What you should do
The answer should consist of every line in the material below that has the word "JSON".
──────────────────────────────
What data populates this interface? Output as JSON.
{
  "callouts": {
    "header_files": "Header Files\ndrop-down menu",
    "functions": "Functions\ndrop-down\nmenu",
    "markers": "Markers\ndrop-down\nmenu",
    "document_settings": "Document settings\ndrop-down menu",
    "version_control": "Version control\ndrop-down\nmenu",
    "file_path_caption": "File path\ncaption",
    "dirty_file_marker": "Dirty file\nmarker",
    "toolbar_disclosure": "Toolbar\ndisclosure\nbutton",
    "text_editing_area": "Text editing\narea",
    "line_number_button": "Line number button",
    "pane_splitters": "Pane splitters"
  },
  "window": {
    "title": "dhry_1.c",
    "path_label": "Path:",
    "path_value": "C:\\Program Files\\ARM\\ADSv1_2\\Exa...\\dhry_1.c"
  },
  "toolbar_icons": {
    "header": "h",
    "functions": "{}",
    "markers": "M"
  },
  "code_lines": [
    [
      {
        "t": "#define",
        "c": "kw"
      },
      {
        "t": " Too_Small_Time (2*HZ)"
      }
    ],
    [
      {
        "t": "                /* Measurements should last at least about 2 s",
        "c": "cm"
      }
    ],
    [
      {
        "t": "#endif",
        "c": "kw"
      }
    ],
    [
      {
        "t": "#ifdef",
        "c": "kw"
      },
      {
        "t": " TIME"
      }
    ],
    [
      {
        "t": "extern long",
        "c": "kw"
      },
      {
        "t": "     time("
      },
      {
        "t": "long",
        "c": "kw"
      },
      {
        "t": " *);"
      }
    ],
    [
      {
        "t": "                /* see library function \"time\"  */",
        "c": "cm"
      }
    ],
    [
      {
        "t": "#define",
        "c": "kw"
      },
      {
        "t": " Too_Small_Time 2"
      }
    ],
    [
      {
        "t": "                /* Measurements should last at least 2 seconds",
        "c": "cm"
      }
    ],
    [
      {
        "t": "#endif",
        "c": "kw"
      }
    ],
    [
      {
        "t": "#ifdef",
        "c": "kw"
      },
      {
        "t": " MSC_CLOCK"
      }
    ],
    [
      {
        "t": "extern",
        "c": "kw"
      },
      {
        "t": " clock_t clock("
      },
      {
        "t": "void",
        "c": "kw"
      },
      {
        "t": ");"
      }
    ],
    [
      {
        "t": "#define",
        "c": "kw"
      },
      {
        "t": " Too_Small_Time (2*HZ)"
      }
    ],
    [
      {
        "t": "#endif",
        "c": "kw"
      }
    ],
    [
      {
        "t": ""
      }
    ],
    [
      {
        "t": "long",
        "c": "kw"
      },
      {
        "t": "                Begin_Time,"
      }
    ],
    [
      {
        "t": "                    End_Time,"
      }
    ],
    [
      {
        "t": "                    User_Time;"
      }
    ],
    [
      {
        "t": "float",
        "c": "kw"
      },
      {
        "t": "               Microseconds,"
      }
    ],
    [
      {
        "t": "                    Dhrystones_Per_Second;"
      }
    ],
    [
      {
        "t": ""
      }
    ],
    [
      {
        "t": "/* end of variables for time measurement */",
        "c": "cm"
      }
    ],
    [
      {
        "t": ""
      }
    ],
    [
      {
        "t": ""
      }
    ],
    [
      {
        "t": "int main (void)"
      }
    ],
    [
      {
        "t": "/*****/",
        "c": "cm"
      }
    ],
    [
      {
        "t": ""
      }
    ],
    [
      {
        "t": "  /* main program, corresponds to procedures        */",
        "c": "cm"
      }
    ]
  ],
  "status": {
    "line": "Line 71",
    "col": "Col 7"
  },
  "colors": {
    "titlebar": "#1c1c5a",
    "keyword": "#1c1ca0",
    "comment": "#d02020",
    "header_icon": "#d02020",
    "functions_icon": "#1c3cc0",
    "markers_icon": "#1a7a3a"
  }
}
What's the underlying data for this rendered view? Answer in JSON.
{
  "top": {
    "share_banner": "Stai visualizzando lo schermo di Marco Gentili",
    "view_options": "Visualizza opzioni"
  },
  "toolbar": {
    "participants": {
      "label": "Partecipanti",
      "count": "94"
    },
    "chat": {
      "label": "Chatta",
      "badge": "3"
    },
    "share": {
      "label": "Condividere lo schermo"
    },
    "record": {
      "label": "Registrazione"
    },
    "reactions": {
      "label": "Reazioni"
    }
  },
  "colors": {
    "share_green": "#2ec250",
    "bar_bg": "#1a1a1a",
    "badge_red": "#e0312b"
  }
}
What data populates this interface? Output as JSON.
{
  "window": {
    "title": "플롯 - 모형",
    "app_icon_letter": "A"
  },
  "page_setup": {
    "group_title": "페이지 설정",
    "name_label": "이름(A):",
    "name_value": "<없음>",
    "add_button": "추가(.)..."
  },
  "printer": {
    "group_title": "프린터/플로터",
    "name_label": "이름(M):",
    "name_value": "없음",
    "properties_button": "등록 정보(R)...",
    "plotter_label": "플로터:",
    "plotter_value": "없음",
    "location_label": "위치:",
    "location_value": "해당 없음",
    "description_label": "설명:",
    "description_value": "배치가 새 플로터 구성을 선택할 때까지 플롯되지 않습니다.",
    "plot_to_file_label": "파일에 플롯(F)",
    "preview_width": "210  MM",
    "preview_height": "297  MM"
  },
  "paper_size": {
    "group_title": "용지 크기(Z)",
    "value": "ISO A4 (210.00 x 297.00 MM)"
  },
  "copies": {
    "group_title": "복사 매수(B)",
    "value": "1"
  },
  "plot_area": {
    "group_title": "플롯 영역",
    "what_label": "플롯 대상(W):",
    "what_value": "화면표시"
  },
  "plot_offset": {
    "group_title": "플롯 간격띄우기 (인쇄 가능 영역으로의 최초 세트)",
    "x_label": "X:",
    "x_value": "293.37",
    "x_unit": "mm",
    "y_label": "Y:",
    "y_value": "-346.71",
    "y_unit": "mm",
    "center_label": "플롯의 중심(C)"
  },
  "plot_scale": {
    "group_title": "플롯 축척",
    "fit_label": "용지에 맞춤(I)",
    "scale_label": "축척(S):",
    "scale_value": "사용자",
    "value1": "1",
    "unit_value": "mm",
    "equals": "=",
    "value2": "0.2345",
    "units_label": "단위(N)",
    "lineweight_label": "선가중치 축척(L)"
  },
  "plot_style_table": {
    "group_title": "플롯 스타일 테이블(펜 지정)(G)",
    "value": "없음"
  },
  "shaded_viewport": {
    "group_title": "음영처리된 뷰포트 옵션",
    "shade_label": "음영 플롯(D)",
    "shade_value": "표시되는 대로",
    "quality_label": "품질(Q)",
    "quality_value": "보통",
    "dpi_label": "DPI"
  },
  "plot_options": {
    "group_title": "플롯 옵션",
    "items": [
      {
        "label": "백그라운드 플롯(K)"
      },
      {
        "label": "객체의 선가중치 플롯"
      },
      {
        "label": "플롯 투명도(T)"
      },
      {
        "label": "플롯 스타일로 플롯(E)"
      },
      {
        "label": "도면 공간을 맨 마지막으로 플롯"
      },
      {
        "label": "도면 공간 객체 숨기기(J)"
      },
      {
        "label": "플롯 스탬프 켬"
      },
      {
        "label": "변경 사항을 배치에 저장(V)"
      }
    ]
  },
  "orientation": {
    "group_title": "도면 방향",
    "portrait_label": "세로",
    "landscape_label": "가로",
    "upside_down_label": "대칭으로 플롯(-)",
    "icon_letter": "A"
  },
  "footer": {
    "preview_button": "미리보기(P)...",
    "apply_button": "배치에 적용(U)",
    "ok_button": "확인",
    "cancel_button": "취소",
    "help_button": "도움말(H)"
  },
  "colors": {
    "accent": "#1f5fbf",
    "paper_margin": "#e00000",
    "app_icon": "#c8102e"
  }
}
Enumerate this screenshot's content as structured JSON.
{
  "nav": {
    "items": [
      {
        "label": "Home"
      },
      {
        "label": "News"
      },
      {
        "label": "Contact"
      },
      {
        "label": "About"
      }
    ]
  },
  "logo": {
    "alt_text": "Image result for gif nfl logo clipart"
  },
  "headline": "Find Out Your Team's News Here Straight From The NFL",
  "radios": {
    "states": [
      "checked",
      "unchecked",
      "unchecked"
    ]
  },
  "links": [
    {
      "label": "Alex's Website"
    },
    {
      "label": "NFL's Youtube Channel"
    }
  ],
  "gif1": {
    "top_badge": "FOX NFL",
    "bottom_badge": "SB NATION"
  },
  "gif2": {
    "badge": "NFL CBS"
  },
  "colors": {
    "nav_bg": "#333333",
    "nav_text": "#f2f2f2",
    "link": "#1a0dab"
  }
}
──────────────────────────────
Answer
What data populates this interface? Output as JSON.
What's the underlying data for this rendered view? Answer in JSON.
What data populates this interface? Output as JSON.
Enumerate this screenshot's content as structured JSON.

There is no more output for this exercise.